┏━━

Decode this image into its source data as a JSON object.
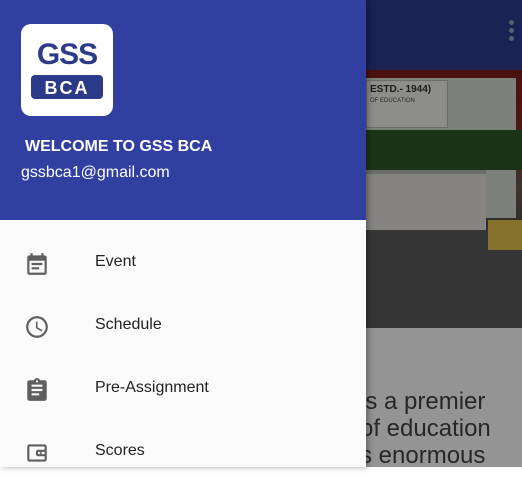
{
  "background": {
    "sign_title": "ESTD.- 1944)",
    "sign_subtitle": "OF EDUCATION",
    "body_text": [
      "is a premier",
      "of education",
      "s enormous"
    ]
  },
  "drawer": {
    "logo_text_top": "GSS",
    "logo_text_bottom": "BCA",
    "welcome": "WELCOME TO GSS BCA",
    "email": "gssbca1@gmail.com",
    "items": [
      {
        "label": "Event",
        "icon": "calendar-icon"
      },
      {
        "label": "Schedule",
        "icon": "clock-icon"
      },
      {
        "label": "Pre-Assignment",
        "icon": "clipboard-icon"
      },
      {
        "label": "Scores",
        "icon": "wallet-icon"
      }
    ]
  },
  "colors": {
    "header": "#3140a0",
    "toolbar": "#2f3b91",
    "icon": "#5f5f5f"
  }
}
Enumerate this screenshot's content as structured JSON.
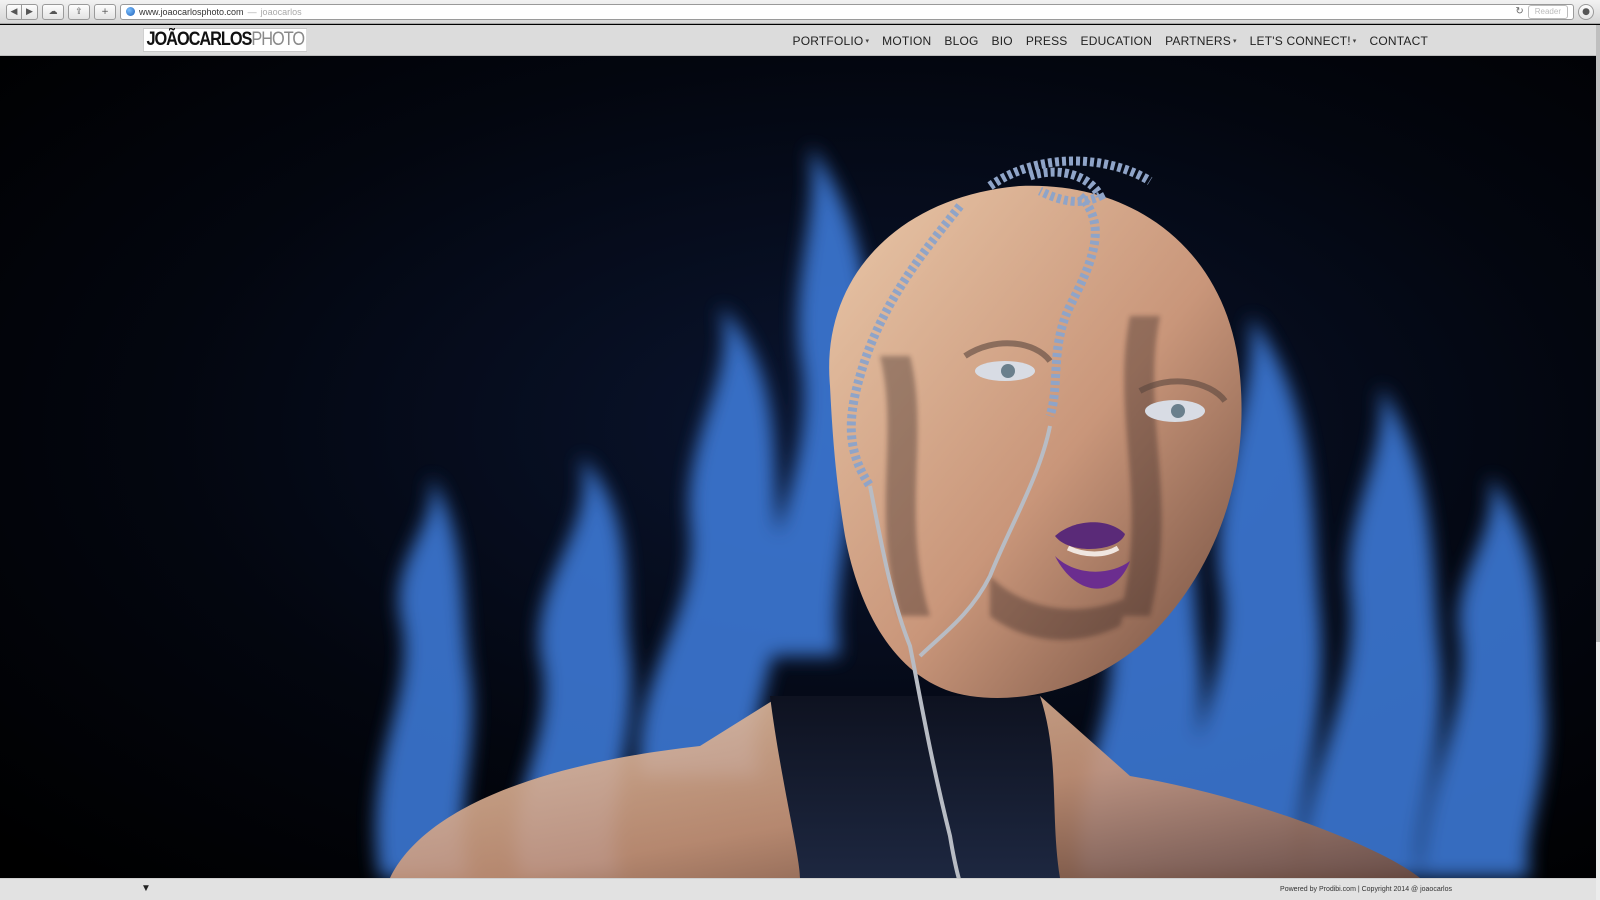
{
  "browser": {
    "url": "www.joaocarlosphoto.com",
    "page_title": "joaocarlos",
    "url_sep": "—",
    "reader_label": "Reader"
  },
  "site": {
    "logo_primary": "JOÃOCARLOS",
    "logo_secondary": "PHOTO"
  },
  "nav": [
    {
      "label": "PORTFOLIO",
      "dropdown": true
    },
    {
      "label": "MOTION",
      "dropdown": false
    },
    {
      "label": "BLOG",
      "dropdown": false
    },
    {
      "label": "BIO",
      "dropdown": false
    },
    {
      "label": "PRESS",
      "dropdown": false
    },
    {
      "label": "EDUCATION",
      "dropdown": false
    },
    {
      "label": "PARTNERS",
      "dropdown": true
    },
    {
      "label": "LET'S CONNECT!",
      "dropdown": true
    },
    {
      "label": "CONTACT",
      "dropdown": false
    }
  ],
  "icons": {
    "caret": "▾",
    "down_arrow": "▼"
  },
  "footer": {
    "copyright": "Powered by Prodibi.com | Copyright 2014 @ joaocarlos"
  },
  "colors": {
    "flame_blue": "#3f7fe0",
    "background": "#000000",
    "header_bg": "#dcdcdc"
  }
}
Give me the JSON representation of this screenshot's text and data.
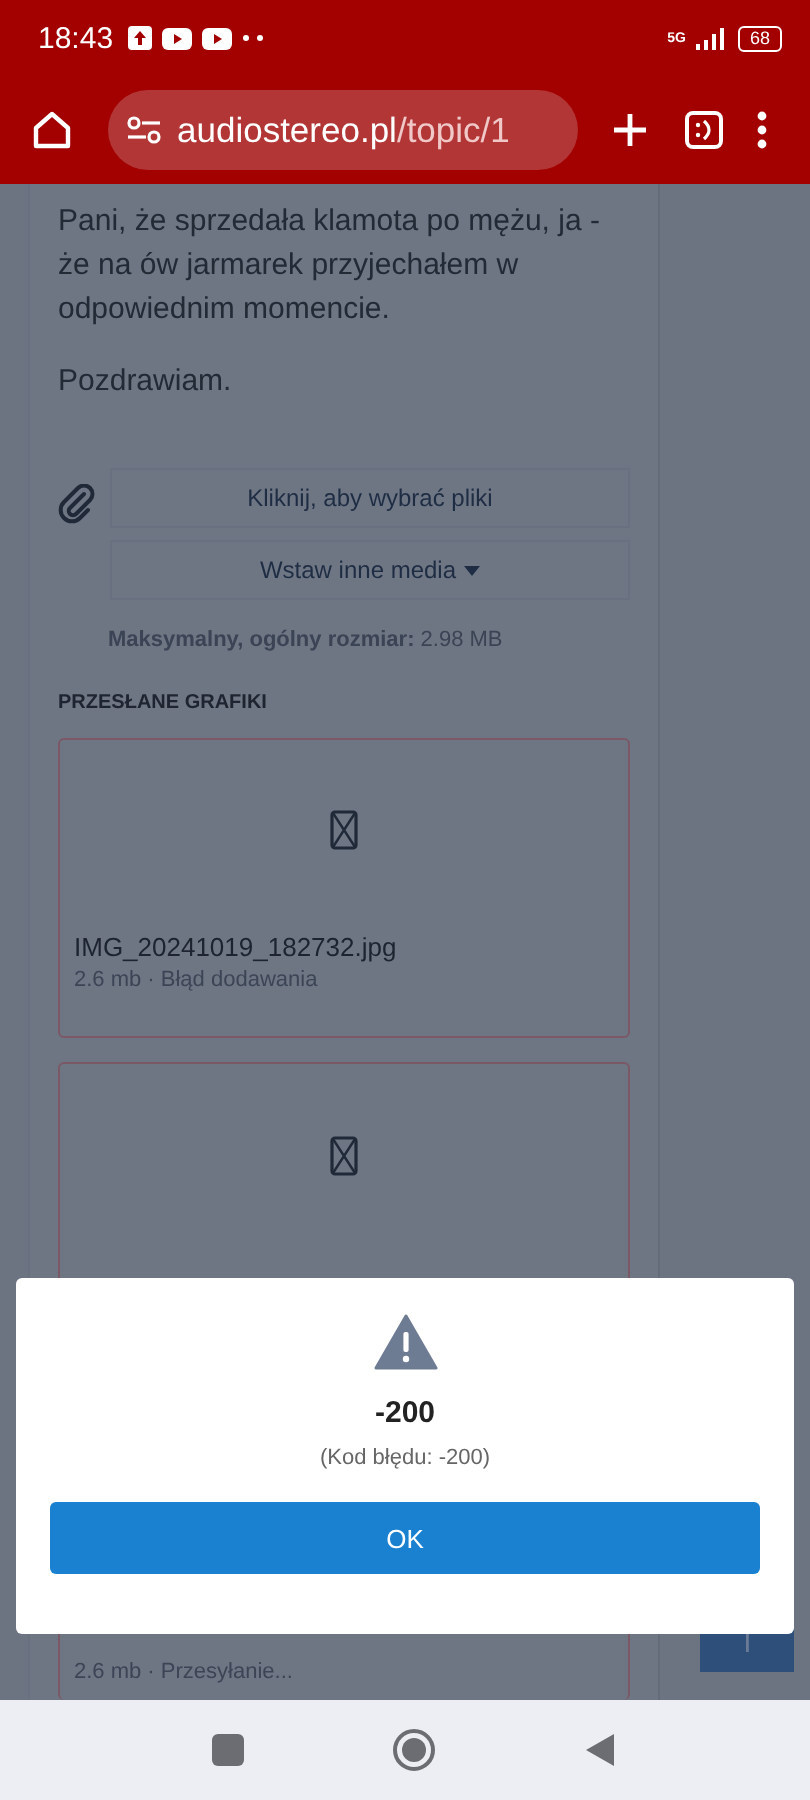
{
  "status_bar": {
    "time": "18:43",
    "network": "5G",
    "battery": "68"
  },
  "browser": {
    "url_host": "audiostereo.pl",
    "url_path": "/topic/1"
  },
  "post": {
    "lines": [
      "Pani, że sprzedała klamota po mężu, ja - że na ów jarmarek przyjechałem w odpowiednim momencie.",
      "Pozdrawiam."
    ]
  },
  "upload": {
    "choose_files": "Kliknij, aby wybrać pliki",
    "insert_media": "Wstaw inne media",
    "max_size": "**Maksymalny, ogólny rozmiar:** 2.98 MB",
    "heading": "PRZESŁANE GRAFIKI",
    "files": [
      {
        "name": "IMG_20241019_182732.jpg",
        "status": "2.6 mb · Błąd dodawania",
        "error": true
      },
      {
        "status": "2.6 mb · Przesyłanie...",
        "error": true
      }
    ]
  },
  "dialog": {
    "title": "-200",
    "message": "(Kod błędu: -200)",
    "button": "OK"
  }
}
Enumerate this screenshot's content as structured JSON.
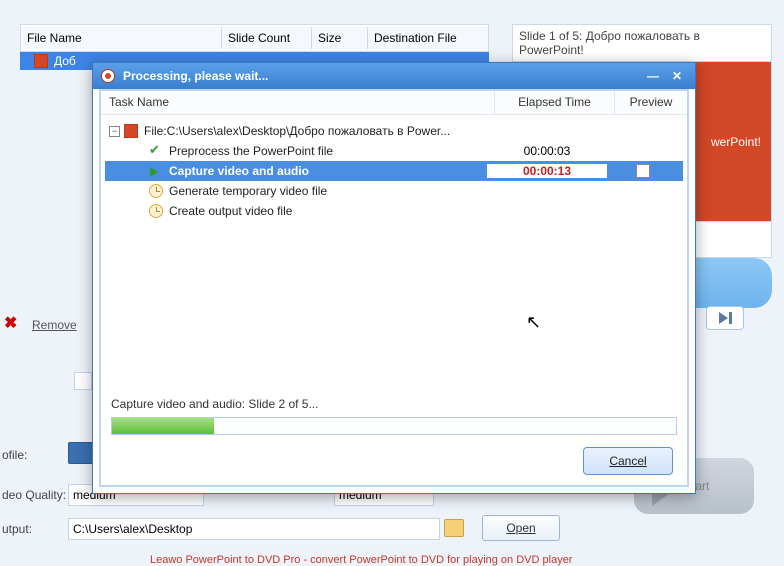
{
  "bg": {
    "headers": {
      "file_name": "File Name",
      "slide_count": "Slide Count",
      "size": "Size",
      "dest": "Destination File"
    },
    "row": {
      "file": "Доб"
    },
    "remove": "Remove",
    "profile_label": "ofile:",
    "video_quality_label": "deo Quality:",
    "video_quality_value": "medium",
    "audio_quality_value": "medium",
    "output_label": "utput:",
    "output_value": "C:\\Users\\alex\\Desktop",
    "open_btn": "Open",
    "start": "Start",
    "footer": "Leawo PowerPoint to DVD Pro - convert PowerPoint to DVD for playing on DVD player"
  },
  "preview": {
    "title": "Slide 1 of 5: Добро пожаловать в PowerPoint!",
    "slide_text": "werPoint!"
  },
  "dialog": {
    "title": "Processing, please wait...",
    "headers": {
      "task": "Task Name",
      "elapsed": "Elapsed Time",
      "preview": "Preview"
    },
    "root": "File:C:\\Users\\alex\\Desktop\\Добро пожаловать в Power...",
    "tasks": [
      {
        "name": "Preprocess the PowerPoint file",
        "elapsed": "00:00:03",
        "status": "done"
      },
      {
        "name": "Capture video and audio",
        "elapsed": "00:00:13",
        "status": "active"
      },
      {
        "name": "Generate temporary video file",
        "elapsed": "",
        "status": "pending"
      },
      {
        "name": "Create output video file",
        "elapsed": "",
        "status": "pending"
      }
    ],
    "status": "Capture video and audio: Slide 2 of 5...",
    "cancel": "Cancel"
  }
}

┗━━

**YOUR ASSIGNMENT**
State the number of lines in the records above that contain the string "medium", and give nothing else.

**EXERCISE RESPONSE**
2